Records supplied: Begin
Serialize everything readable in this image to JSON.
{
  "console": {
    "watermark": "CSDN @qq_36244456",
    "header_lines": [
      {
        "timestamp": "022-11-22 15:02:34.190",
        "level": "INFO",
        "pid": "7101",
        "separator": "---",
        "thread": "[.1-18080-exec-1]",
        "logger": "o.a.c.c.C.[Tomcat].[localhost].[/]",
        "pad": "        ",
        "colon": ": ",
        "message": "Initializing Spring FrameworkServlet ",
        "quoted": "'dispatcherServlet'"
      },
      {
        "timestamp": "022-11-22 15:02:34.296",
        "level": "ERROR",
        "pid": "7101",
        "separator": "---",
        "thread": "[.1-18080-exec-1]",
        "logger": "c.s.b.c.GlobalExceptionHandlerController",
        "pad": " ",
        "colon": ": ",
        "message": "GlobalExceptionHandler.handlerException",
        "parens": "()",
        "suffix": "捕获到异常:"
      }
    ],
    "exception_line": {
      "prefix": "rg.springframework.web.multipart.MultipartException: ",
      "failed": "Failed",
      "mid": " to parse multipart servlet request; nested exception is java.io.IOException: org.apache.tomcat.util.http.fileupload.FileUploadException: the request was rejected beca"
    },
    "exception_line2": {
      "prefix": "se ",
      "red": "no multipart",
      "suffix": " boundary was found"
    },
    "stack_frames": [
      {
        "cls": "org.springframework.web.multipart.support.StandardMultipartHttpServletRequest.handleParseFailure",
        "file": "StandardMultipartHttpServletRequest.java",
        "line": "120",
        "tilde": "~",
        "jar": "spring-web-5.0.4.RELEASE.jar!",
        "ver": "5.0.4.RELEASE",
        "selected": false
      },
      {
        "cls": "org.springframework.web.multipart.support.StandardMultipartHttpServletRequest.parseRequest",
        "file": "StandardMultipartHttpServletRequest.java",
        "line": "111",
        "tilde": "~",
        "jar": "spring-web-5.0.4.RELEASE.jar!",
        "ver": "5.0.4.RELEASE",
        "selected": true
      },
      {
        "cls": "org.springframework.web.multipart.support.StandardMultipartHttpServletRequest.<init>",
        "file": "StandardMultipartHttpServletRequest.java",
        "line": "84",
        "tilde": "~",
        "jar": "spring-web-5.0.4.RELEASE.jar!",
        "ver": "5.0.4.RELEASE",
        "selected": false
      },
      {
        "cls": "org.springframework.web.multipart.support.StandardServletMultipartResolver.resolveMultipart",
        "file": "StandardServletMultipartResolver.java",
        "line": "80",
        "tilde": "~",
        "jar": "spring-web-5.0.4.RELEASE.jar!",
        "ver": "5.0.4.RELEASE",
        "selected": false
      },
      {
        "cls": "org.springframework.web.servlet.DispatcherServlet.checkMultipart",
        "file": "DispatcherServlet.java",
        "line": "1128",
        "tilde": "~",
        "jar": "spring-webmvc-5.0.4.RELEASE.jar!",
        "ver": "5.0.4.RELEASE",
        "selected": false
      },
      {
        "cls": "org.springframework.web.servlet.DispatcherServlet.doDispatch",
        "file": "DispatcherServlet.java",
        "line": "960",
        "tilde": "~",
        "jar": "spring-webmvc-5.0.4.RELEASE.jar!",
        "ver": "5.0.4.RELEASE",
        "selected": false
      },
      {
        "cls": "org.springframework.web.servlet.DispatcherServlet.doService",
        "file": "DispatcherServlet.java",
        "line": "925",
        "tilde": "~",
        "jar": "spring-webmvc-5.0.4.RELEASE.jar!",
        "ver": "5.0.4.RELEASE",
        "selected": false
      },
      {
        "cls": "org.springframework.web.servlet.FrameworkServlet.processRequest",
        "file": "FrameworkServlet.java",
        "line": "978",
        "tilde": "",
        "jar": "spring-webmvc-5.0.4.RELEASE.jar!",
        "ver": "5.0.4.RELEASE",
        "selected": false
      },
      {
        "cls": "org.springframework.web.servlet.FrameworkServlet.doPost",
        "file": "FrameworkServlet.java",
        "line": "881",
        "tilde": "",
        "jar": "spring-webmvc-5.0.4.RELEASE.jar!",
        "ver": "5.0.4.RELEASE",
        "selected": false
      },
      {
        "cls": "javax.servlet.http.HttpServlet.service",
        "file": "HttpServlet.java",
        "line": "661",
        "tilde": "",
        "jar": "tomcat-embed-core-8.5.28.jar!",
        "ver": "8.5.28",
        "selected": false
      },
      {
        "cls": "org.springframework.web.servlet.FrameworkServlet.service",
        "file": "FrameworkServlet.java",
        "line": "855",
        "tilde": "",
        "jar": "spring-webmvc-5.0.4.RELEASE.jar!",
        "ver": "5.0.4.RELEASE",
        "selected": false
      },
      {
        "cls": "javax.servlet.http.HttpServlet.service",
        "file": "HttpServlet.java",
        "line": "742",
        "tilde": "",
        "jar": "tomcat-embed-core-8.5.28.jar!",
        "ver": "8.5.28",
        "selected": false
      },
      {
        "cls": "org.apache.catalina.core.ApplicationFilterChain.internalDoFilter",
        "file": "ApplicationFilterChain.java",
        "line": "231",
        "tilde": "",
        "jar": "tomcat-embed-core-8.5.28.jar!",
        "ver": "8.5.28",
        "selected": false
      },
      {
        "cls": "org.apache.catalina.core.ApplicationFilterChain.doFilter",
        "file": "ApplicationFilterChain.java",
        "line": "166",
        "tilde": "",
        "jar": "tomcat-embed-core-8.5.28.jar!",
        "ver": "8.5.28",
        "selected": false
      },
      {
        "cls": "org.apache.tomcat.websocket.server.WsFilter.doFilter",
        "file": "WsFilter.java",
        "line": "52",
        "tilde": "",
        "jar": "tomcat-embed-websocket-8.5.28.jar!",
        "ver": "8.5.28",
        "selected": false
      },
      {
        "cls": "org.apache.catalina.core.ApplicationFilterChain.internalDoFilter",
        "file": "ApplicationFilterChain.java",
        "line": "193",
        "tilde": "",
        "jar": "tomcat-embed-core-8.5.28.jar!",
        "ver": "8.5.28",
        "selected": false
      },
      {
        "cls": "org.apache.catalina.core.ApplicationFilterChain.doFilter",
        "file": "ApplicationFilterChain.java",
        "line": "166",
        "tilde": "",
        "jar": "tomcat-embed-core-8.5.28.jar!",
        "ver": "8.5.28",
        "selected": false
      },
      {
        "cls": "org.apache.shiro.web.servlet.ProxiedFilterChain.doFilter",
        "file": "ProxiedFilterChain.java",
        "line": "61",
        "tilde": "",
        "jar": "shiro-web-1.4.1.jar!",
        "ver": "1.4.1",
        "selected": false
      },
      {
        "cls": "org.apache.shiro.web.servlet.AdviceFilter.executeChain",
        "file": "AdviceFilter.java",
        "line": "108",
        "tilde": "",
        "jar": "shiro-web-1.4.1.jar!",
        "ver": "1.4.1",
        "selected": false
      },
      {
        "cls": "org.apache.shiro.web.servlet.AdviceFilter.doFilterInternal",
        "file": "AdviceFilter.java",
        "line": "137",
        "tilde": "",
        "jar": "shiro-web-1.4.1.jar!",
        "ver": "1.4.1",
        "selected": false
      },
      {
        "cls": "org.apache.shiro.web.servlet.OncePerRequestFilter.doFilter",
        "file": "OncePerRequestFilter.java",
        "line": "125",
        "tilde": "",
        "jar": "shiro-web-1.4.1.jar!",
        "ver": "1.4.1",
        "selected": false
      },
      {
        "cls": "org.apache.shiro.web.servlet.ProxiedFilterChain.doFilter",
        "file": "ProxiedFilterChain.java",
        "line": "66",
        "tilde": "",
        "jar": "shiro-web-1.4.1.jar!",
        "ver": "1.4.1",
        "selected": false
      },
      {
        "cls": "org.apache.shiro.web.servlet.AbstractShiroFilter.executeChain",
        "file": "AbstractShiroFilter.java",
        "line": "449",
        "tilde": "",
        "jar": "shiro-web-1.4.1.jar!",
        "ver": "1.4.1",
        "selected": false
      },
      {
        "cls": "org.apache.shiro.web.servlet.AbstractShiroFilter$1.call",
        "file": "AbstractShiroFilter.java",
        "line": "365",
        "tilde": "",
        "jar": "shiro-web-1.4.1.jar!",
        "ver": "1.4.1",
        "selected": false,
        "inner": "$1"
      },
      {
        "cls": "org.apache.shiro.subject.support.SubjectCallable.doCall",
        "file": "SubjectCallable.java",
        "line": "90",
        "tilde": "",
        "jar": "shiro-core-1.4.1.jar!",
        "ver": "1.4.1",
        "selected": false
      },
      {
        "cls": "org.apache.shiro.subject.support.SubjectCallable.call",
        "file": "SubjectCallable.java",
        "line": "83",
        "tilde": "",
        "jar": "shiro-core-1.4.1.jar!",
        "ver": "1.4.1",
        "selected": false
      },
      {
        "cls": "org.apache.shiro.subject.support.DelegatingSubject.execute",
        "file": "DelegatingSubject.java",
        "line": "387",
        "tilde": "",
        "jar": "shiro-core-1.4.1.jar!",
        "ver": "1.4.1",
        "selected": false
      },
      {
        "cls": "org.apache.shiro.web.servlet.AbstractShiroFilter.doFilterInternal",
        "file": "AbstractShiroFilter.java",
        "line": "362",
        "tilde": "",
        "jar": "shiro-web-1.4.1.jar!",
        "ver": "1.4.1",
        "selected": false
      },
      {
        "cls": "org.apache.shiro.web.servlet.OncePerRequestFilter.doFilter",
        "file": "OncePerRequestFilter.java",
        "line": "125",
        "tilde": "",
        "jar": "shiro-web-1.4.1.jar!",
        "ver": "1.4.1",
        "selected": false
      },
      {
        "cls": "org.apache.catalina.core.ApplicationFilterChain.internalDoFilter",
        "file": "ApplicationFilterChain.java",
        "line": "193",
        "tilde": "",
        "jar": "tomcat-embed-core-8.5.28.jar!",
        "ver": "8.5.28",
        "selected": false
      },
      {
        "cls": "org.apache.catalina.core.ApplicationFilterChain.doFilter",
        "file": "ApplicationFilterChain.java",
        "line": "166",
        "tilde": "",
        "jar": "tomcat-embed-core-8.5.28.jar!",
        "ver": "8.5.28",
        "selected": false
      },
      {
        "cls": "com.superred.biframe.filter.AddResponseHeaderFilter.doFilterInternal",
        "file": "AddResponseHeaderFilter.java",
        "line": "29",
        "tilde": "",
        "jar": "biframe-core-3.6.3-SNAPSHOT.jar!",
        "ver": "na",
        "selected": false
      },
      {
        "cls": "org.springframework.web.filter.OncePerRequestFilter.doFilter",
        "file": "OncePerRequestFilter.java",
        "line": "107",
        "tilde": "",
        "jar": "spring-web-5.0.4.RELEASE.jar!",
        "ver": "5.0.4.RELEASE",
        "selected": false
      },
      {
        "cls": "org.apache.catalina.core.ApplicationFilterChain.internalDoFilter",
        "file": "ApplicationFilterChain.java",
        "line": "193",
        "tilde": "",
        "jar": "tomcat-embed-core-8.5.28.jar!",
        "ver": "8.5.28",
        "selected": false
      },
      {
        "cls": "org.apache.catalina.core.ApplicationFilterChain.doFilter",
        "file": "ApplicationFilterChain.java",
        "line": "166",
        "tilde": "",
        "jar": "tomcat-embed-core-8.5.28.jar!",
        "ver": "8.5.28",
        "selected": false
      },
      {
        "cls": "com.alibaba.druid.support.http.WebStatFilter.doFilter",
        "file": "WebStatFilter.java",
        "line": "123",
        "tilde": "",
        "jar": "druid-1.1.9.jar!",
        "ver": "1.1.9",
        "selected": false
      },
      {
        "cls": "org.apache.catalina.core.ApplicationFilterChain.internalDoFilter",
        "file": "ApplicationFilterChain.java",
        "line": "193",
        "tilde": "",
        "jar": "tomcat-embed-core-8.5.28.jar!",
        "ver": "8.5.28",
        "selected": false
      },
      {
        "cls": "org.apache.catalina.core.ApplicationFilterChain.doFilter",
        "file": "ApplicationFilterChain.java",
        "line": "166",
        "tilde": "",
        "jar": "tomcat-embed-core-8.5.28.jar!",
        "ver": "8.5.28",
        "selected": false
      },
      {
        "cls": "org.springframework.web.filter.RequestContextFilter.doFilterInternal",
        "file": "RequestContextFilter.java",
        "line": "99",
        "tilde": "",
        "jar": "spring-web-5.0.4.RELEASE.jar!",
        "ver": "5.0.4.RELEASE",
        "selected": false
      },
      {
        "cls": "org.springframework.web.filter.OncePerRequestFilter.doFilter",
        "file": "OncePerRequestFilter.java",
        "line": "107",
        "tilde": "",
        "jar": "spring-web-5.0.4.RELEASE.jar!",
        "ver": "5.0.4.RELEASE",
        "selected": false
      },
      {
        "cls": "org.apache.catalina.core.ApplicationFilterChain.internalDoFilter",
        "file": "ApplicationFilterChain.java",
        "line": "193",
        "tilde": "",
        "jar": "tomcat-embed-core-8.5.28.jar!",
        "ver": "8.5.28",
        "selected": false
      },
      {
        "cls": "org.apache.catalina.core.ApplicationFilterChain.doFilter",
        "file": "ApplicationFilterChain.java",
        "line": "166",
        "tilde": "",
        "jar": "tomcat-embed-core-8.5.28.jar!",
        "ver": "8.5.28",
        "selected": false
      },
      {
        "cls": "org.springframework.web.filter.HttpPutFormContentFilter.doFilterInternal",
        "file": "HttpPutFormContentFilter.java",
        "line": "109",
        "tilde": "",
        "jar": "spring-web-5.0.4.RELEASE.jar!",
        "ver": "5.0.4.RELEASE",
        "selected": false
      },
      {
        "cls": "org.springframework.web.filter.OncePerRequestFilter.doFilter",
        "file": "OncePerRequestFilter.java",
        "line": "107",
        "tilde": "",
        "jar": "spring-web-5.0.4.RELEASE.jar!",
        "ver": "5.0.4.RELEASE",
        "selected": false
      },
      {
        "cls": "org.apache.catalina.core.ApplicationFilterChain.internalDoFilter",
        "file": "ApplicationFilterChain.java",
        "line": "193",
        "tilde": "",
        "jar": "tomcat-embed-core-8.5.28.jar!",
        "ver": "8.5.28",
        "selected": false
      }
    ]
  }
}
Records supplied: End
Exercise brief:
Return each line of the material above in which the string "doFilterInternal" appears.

Solution to the problem:
        "cls": "org.apache.shiro.web.servlet.AdviceFilter.doFilterInternal",
        "cls": "org.apache.shiro.web.servlet.AbstractShiroFilter.doFilterInternal",
        "cls": "com.superred.biframe.filter.AddResponseHeaderFilter.doFilterInternal",
        "cls": "org.springframework.web.filter.RequestContextFilter.doFilterInternal",
        "cls": "org.springframework.web.filter.HttpPutFormContentFilter.doFilterInternal",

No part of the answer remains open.